Investors planning to transition to retirement are increasingly looking to property as an investment vehicle, Australian Unity Investments (AUI) has said.
AUI head of portfolio management Ryan Banting suggested property, both direct and indirect, is competing with more traditional investments in this age group.
“Whether you're a growth investor, you're balanced or you're one of the thousands of newly minted baby boomer retirees that are looking for income to replace what has traditionally been a term deposit, we think property represents a very attractive investment at the moment,” he said.
He suggested property had a number of appealing characteristics as an asset class, including its relative stability.
“We've seen property quite resilient over economic cycles from an income perspective, much more so than what we see for many other asset classes.
“What we see is that the volatility which is inherent in an investor's portfolio is dramatically reduced by owning real estate investments, either through an unlisted fund or directly,” he said.
Moreover, Mr Banting suggested investors appreciated the physical nature of property, as opposed to intangible investments like equities.
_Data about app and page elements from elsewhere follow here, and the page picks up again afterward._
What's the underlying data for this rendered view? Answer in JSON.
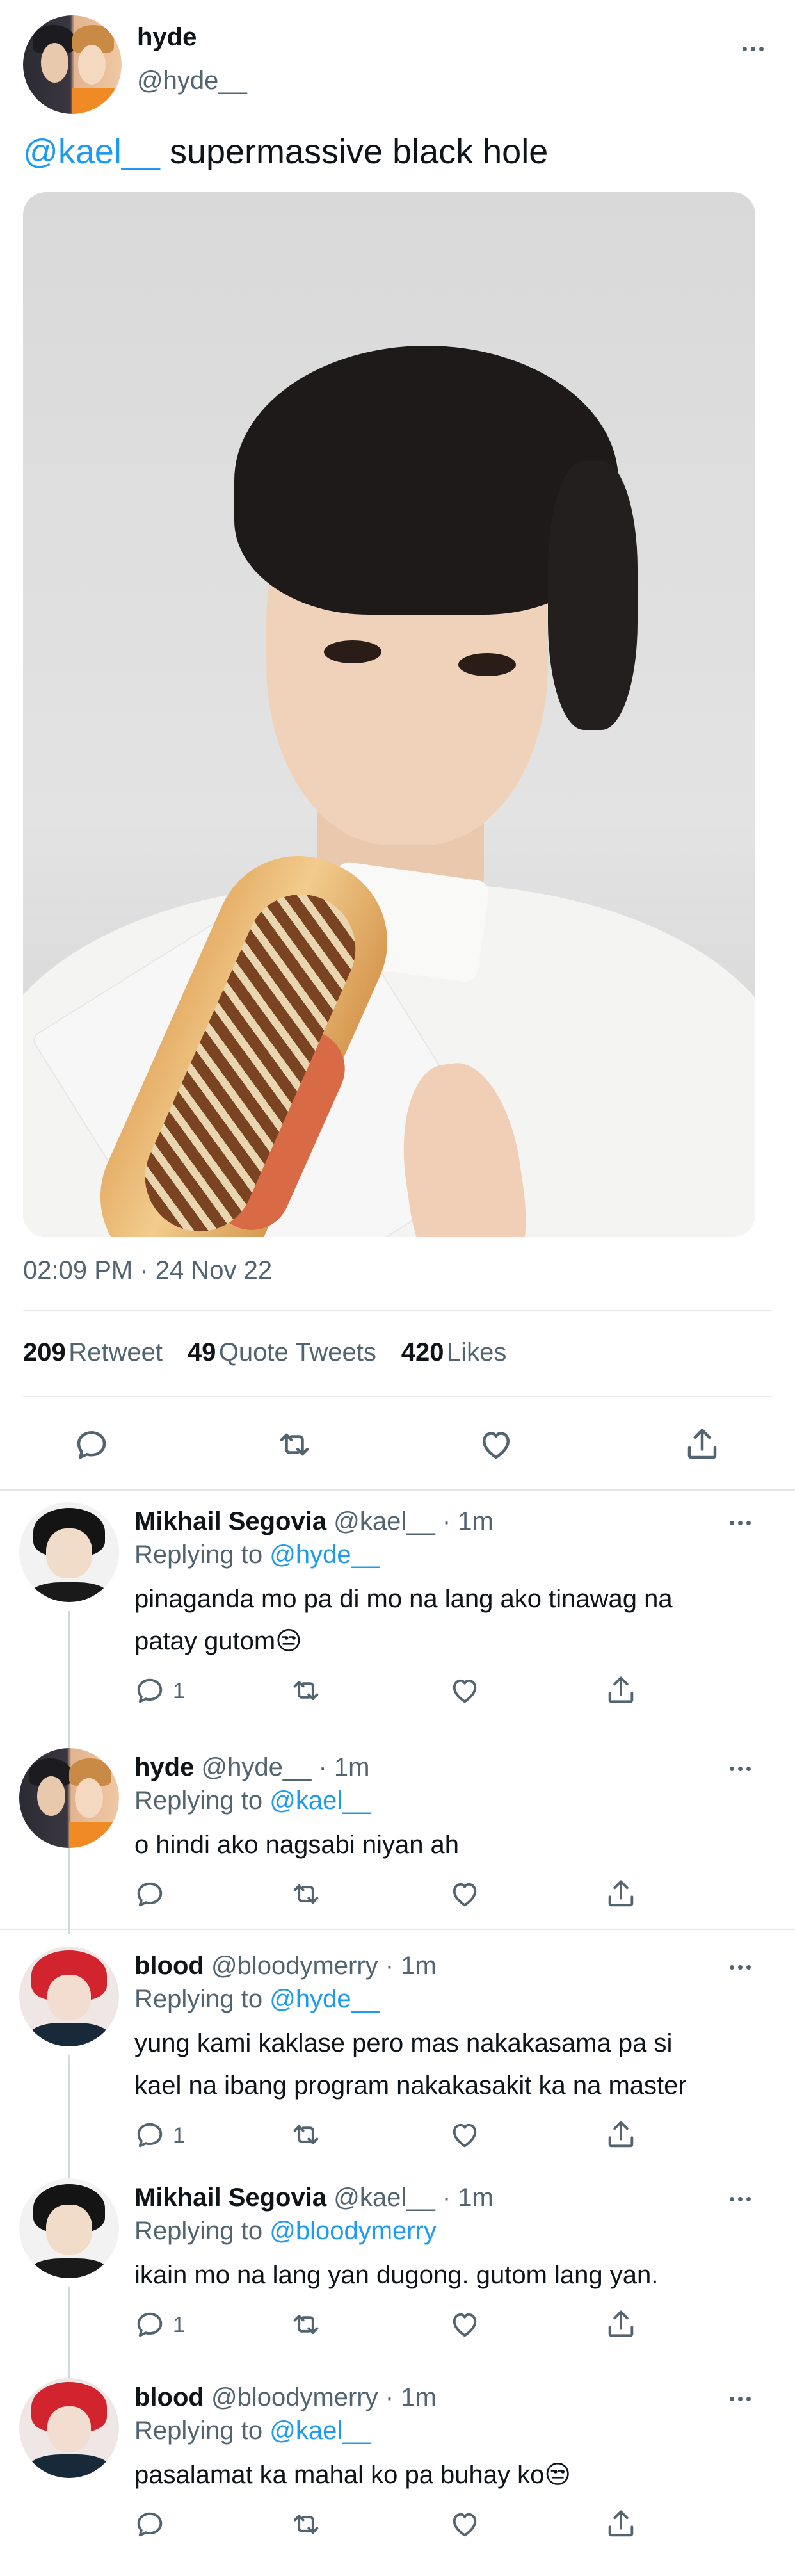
{
  "tweet": {
    "author_name": "hyde",
    "author_handle": "@hyde__",
    "mention": "@kael__",
    "text": " supermassive black hole",
    "timestamp": "02:09 PM · 24 Nov 22",
    "stats": {
      "retweets": "209",
      "retweets_label": "Retweet",
      "quotes": "49",
      "quotes_label": "Quote Tweets",
      "likes": "420",
      "likes_label": "Likes"
    }
  },
  "replies": [
    {
      "name": "Mikhail Segovia",
      "handle": "@kael__",
      "time": "· 1m",
      "replying_label": "Replying to",
      "replying_to": "@hyde__",
      "text_line1": "pinaganda mo pa di mo na lang ako tinawag na",
      "text_line2": "patay gutom😒",
      "reply_count": "1",
      "avatar": "mikhail"
    },
    {
      "name": "hyde",
      "handle": "@hyde__",
      "time": "· 1m",
      "replying_label": "Replying to",
      "replying_to": "@kael__",
      "text_line1": "o hindi ako nagsabi niyan ah",
      "text_line2": "",
      "reply_count": "",
      "avatar": "duo"
    },
    {
      "name": "blood",
      "handle": "@bloodymerry",
      "time": "· 1m",
      "replying_label": "Replying to",
      "replying_to": "@hyde__",
      "text_line1": "yung kami kaklase pero mas nakakasama pa si",
      "text_line2": "kael na ibang program nakakasakit ka na master",
      "reply_count": "1",
      "avatar": "blood"
    },
    {
      "name": "Mikhail Segovia",
      "handle": "@kael__",
      "time": "· 1m",
      "replying_label": "Replying to",
      "replying_to": "@bloodymerry",
      "text_line1": "ikain mo na lang yan dugong. gutom lang yan.",
      "text_line2": "",
      "reply_count": "1",
      "avatar": "mikhail"
    },
    {
      "name": "blood",
      "handle": "@bloodymerry",
      "time": "· 1m",
      "replying_label": "Replying to",
      "replying_to": "@kael__",
      "text_line1": "pasalamat ka mahal ko pa buhay ko😒",
      "text_line2": "",
      "reply_count": "",
      "avatar": "blood"
    }
  ],
  "icons": [
    "more-icon",
    "reply-icon",
    "retweet-icon",
    "like-icon",
    "share-icon"
  ],
  "colors": {
    "link": "#1d9bf0",
    "muted": "#536471",
    "text": "#0f1419",
    "divider": "#e6e9eb"
  }
}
“The fact that it's a real, tangible asset that generally provides an inflation hedge is something that is attracting a large number of those pre-retirees and transition to retirement clients,” he said.
He also suggested some investors in this age group were looking for an investment that acted independently of the share market.
“It's that diversification, that very low correlation with equity market risk,” he said.
SUBSCRIBE TO THE IFA DAILY BULLETIN
- 12 Dec 2018FASEA confirms accreditation processBy James Mitchell
- 12 Dec 2018Aussie advice business partners with Bank of IrelandBy James Mitchell
- 12 Dec 2018Industry association aims to reverse 'crippling' LIFBy James Mitchell
- 11 Dec 2018ASIC cancels AFSL of Queensland groupBy Eliot Hastie
- 12 Dec 2018Advisers placed in TPB firing lineBy Katarina Taurian
- 11 Dec 2018Liberal Party has done ‘almost nothing’ for advisersBy James Mitchell
- view all